Comet C/2013 US10 (Catalina) was first discovered by the Catalina Sky Survey on October 31, 2013. It originates from the Oort cloud, a vast spherical reservoir of comets far beyond Neptun. By chance, gravitational perturbations can push Oort objects into the inner solar system, where they are eventually discovered. In some cases, comets get bright enough to be observed by naked eye or with small amateur telescopes or binoculars. The latter one is true for Comet C/2013 US10 (Catalina).

On Jan. 17, 2016 the comet passed its closest point to Earth at a distance of 110 million km. Using my 10-inch Newtonian telescope, I have imaged the comet that day from a suburban location. The result shown below is a stack of 17 frames of 120 sec. exposure time each. The inverted version on the bottom clearly shows the two tails of the comet.

Comet C/2013 US10 (Catalina)

Comet C/2013 US 10 (Catalina) imaged in L with a GSO 254mm f/5 Newtonian telescope and an ATIK 383L+ mono CCD camera

Comet C/2013 US10 (Catalina)

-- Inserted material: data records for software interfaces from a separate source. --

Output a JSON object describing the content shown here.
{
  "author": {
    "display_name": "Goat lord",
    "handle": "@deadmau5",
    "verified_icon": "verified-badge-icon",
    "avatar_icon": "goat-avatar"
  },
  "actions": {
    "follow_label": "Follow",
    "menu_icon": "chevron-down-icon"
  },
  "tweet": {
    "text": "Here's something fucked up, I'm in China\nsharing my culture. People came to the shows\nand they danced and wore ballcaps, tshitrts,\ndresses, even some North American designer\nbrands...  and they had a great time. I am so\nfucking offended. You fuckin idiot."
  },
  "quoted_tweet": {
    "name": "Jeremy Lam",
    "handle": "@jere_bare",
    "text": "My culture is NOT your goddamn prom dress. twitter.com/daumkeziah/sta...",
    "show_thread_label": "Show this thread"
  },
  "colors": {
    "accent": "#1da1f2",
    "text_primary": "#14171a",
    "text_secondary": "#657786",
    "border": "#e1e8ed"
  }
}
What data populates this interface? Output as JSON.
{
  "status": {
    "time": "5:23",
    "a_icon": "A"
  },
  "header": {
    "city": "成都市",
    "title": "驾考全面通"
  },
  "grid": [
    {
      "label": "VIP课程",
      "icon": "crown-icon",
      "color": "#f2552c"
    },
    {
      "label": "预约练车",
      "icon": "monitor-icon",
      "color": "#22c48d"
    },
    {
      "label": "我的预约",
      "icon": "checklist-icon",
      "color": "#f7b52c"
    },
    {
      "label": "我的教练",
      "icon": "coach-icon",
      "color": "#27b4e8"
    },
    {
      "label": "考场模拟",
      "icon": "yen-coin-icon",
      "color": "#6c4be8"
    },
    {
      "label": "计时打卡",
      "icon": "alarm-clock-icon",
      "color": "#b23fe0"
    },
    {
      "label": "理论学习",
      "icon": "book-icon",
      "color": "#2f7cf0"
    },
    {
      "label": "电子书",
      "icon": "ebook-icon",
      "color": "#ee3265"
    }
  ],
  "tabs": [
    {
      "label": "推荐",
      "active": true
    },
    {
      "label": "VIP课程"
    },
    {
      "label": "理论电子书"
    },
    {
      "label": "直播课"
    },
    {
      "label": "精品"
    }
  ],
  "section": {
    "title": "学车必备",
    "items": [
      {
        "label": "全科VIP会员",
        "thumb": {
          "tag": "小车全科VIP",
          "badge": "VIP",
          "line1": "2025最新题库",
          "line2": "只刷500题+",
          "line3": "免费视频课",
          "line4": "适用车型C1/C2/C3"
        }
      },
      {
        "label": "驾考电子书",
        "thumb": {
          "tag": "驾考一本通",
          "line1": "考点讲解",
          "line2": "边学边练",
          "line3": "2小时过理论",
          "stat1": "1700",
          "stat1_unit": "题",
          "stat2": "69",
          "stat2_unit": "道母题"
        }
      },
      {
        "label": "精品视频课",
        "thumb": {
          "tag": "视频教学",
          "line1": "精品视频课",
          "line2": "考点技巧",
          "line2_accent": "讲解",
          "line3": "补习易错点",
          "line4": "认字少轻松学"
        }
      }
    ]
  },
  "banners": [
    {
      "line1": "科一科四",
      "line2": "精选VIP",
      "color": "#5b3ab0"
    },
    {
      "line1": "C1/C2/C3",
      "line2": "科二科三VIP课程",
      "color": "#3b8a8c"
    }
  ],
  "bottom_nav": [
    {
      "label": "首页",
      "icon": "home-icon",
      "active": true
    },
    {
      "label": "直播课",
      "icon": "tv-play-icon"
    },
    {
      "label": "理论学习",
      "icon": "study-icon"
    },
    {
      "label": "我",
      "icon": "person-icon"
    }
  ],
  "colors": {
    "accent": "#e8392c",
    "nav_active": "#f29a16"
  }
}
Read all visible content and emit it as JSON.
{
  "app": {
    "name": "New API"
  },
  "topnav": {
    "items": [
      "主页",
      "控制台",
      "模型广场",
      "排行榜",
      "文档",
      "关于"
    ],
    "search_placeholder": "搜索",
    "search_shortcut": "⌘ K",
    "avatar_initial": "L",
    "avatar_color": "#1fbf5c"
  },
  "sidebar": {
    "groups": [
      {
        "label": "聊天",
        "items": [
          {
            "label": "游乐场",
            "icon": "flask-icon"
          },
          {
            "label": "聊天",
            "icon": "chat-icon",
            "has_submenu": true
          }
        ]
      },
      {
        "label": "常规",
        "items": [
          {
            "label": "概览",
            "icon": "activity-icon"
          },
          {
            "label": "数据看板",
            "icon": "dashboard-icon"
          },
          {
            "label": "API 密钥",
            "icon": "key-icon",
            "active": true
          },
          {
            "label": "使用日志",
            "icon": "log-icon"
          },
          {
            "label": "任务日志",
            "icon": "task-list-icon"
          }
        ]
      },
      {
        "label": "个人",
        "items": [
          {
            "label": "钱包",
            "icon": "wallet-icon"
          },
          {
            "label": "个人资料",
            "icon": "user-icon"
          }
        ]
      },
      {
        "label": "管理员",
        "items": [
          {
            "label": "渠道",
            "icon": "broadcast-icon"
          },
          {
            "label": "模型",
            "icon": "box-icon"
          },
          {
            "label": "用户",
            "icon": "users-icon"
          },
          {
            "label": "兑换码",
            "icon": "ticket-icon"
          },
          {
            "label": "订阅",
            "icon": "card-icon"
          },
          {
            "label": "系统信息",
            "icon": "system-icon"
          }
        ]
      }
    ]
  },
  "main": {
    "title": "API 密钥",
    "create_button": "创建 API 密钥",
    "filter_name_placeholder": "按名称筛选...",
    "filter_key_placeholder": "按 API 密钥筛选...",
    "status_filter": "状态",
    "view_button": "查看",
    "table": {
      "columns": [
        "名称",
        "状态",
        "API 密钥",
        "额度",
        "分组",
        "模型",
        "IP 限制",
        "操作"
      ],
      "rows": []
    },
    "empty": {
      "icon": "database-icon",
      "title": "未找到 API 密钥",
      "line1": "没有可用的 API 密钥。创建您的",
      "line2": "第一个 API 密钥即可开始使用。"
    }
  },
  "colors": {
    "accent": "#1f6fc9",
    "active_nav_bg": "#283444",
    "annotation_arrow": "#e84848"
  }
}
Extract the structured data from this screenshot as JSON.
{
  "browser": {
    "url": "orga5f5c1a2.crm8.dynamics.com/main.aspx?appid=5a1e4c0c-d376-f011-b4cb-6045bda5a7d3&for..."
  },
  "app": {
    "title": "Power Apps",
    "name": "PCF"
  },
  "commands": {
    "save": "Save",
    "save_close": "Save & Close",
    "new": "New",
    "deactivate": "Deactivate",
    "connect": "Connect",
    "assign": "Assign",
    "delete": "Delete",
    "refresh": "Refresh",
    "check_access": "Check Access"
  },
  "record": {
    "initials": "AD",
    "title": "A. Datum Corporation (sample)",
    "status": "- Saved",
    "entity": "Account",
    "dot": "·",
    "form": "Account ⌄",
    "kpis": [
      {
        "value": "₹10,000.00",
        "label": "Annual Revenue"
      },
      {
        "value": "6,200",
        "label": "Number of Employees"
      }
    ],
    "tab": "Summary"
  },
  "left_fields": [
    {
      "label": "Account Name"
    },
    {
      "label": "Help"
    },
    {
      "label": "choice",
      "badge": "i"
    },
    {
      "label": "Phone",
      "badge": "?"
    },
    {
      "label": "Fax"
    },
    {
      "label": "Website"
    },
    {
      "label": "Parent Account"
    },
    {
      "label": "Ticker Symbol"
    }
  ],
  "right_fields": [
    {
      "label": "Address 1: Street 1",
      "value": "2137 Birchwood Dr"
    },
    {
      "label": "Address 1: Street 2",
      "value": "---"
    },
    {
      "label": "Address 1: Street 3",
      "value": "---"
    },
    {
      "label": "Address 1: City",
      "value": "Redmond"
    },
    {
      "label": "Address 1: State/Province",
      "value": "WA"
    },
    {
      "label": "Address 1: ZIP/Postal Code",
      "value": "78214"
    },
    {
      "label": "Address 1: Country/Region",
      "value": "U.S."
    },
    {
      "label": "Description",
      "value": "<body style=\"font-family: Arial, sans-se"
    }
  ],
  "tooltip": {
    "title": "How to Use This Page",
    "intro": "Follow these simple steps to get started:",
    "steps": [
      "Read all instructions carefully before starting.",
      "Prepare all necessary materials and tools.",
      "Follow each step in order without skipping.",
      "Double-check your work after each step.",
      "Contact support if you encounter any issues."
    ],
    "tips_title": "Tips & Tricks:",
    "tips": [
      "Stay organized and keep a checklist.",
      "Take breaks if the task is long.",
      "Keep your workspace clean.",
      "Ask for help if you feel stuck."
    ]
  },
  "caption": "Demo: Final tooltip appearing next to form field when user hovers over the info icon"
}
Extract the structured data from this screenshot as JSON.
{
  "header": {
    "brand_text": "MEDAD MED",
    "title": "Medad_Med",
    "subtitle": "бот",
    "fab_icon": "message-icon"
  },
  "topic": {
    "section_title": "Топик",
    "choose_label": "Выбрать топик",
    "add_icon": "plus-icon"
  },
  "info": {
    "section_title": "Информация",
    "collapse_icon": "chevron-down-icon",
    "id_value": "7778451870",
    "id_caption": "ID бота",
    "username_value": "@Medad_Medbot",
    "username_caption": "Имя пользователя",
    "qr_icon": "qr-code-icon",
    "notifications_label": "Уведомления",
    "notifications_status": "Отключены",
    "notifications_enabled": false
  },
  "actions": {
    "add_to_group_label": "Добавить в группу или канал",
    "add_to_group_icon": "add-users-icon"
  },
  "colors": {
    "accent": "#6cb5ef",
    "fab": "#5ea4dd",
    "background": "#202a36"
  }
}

Comet C/2013 US 10 (Catalina) imaged in L with a GSO 254mm f/5 Newtonian telescope and an ATIK 383L+ mono CCD camera